• [Your objective] Copy the whole listing verbatim.

• [Records supplied]
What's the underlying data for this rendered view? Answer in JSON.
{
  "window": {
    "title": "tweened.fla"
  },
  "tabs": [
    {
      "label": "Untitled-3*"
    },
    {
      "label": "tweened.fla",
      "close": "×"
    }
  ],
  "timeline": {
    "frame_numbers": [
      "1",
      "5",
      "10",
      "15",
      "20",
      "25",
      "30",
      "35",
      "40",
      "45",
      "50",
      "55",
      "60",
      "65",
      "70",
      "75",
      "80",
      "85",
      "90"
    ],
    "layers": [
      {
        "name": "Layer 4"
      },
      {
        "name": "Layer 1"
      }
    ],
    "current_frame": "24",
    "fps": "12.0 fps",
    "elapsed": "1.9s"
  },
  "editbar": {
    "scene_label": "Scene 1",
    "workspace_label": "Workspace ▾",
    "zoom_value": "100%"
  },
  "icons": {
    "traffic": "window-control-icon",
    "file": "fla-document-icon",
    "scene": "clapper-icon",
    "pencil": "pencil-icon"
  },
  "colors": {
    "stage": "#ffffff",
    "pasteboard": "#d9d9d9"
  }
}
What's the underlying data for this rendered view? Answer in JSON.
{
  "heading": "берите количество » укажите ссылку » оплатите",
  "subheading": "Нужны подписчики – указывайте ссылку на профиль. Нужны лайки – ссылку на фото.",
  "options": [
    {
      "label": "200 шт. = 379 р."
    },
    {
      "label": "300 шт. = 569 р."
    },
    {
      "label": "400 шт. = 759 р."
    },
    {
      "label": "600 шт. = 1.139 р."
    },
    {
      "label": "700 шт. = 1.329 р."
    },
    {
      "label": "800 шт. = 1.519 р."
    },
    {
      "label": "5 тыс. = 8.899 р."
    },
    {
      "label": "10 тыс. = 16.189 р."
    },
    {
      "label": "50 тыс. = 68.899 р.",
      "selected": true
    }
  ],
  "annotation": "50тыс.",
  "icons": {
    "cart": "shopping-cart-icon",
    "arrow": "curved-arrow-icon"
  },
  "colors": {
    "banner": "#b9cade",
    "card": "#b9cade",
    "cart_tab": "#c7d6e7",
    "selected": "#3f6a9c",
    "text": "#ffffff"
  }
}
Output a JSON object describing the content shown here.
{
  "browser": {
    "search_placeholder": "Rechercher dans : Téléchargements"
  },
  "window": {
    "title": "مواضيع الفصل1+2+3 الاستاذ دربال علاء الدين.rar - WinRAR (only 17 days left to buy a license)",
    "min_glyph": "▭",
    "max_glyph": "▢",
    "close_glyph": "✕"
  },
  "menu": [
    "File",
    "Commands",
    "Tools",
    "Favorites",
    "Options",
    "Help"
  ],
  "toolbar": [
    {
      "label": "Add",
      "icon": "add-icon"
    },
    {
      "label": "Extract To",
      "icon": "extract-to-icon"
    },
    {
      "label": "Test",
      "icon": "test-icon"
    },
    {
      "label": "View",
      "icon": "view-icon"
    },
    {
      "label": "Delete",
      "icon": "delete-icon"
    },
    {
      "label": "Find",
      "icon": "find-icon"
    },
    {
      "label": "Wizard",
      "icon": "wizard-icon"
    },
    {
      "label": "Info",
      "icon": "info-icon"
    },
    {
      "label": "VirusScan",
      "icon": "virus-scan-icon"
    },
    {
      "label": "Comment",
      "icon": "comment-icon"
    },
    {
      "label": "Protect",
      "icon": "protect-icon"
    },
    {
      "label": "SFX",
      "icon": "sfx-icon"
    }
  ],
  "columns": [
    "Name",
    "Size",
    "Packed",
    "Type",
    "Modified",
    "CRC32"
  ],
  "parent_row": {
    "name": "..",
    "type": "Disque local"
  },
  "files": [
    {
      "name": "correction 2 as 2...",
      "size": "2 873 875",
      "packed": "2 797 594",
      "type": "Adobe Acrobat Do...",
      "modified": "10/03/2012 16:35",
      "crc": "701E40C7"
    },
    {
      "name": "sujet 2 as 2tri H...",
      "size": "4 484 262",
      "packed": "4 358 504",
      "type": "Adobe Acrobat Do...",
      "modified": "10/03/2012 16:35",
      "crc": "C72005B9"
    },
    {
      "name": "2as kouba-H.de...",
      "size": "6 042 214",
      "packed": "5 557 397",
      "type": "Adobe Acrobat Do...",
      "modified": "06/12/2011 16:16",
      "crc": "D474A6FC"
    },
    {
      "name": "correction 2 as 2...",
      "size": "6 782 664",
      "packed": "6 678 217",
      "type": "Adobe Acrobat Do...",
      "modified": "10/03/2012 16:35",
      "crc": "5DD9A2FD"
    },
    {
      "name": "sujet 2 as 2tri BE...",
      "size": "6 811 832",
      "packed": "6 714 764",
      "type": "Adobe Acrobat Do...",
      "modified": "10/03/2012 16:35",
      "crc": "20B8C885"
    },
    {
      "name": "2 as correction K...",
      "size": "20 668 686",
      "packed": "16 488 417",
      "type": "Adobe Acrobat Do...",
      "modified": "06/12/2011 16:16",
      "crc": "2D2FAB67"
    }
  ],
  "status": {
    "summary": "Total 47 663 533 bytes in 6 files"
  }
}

• [Solution for this problem]
What's the underlying data for this rendered view? Answer in JSON.
{
  "window": {
    "title": "tweened.fla"
  },
  "tabs": [
    {
      "label": "Untitled-3*"
    },
    {
      "label": "tweened.fla",
      "close": "×"
    }
  ],
  "timeline": {
    "frame_numbers": [
      "1",
      "5",
      "10",
      "15",
      "20",
      "25",
      "30",
      "35",
      "40",
      "45",
      "50",
      "55",
      "60",
      "65",
      "70",
      "75",
      "80",
      "85",
      "90"
    ],
    "layers": [
      {
        "name": "Layer 4"
      },
      {
        "name": "Layer 1"
      }
    ],
    "current_frame": "24",
    "fps": "12.0 fps",
    "elapsed": "1.9s"
  },
  "editbar": {
    "scene_label": "Scene 1",
    "workspace_label": "Workspace ▾",
    "zoom_value": "100%"
  },
  "icons": {
    "traffic": "window-control-icon",
    "file": "fla-document-icon",
    "scene": "clapper-icon",
    "pencil": "pencil-icon"
  },
  "colors": {
    "stage": "#ffffff",
    "pasteboard": "#d9d9d9"
  }
}
What's the underlying data for this rendered view? Answer in JSON.
{
  "heading": "берите количество » укажите ссылку » оплатите",
  "subheading": "Нужны подписчики – указывайте ссылку на профиль. Нужны лайки – ссылку на фото.",
  "options": [
    {
      "label": "200 шт. = 379 р."
    },
    {
      "label": "300 шт. = 569 р."
    },
    {
      "label": "400 шт. = 759 р."
    },
    {
      "label": "600 шт. = 1.139 р."
    },
    {
      "label": "700 шт. = 1.329 р."
    },
    {
      "label": "800 шт. = 1.519 р."
    },
    {
      "label": "5 тыс. = 8.899 р."
    },
    {
      "label": "10 тыс. = 16.189 р."
    },
    {
      "label": "50 тыс. = 68.899 р.",
      "selected": true
    }
  ],
  "annotation": "50тыс.",
  "icons": {
    "cart": "shopping-cart-icon",
    "arrow": "curved-arrow-icon"
  },
  "colors": {
    "banner": "#b9cade",
    "card": "#b9cade",
    "cart_tab": "#c7d6e7",
    "selected": "#3f6a9c",
    "text": "#ffffff"
  }
}
Output a JSON object describing the content shown here.
{
  "browser": {
    "search_placeholder": "Rechercher dans : Téléchargements"
  },
  "window": {
    "title": "مواضيع الفصل1+2+3 الاستاذ دربال علاء الدين.rar - WinRAR (only 17 days left to buy a license)",
    "min_glyph": "▭",
    "max_glyph": "▢",
    "close_glyph": "✕"
  },
  "menu": [
    "File",
    "Commands",
    "Tools",
    "Favorites",
    "Options",
    "Help"
  ],
  "toolbar": [
    {
      "label": "Add",
      "icon": "add-icon"
    },
    {
      "label": "Extract To",
      "icon": "extract-to-icon"
    },
    {
      "label": "Test",
      "icon": "test-icon"
    },
    {
      "label": "View",
      "icon": "view-icon"
    },
    {
      "label": "Delete",
      "icon": "delete-icon"
    },
    {
      "label": "Find",
      "icon": "find-icon"
    },
    {
      "label": "Wizard",
      "icon": "wizard-icon"
    },
    {
      "label": "Info",
      "icon": "info-icon"
    },
    {
      "label": "VirusScan",
      "icon": "virus-scan-icon"
    },
    {
      "label": "Comment",
      "icon": "comment-icon"
    },
    {
      "label": "Protect",
      "icon": "protect-icon"
    },
    {
      "label": "SFX",
      "icon": "sfx-icon"
    }
  ],
  "columns": [
    "Name",
    "Size",
    "Packed",
    "Type",
    "Modified",
    "CRC32"
  ],
  "parent_row": {
    "name": "..",
    "type": "Disque local"
  },
  "files": [
    {
      "name": "correction 2 as 2...",
      "size": "2 873 875",
      "packed": "2 797 594",
      "type": "Adobe Acrobat Do...",
      "modified": "10/03/2012 16:35",
      "crc": "701E40C7"
    },
    {
      "name": "sujet 2 as 2tri H...",
      "size": "4 484 262",
      "packed": "4 358 504",
      "type": "Adobe Acrobat Do...",
      "modified": "10/03/2012 16:35",
      "crc": "C72005B9"
    },
    {
      "name": "2as kouba-H.de...",
      "size": "6 042 214",
      "packed": "5 557 397",
      "type": "Adobe Acrobat Do...",
      "modified": "06/12/2011 16:16",
      "crc": "D474A6FC"
    },
    {
      "name": "correction 2 as 2...",
      "size": "6 782 664",
      "packed": "6 678 217",
      "type": "Adobe Acrobat Do...",
      "modified": "10/03/2012 16:35",
      "crc": "5DD9A2FD"
    },
    {
      "name": "sujet 2 as 2tri BE...",
      "size": "6 811 832",
      "packed": "6 714 764",
      "type": "Adobe Acrobat Do...",
      "modified": "10/03/2012 16:35",
      "crc": "20B8C885"
    },
    {
      "name": "2 as correction K...",
      "size": "20 668 686",
      "packed": "16 488 417",
      "type": "Adobe Acrobat Do...",
      "modified": "06/12/2011 16:16",
      "crc": "2D2FAB67"
    }
  ],
  "status": {
    "summary": "Total 47 663 533 bytes in 6 files"
  }
}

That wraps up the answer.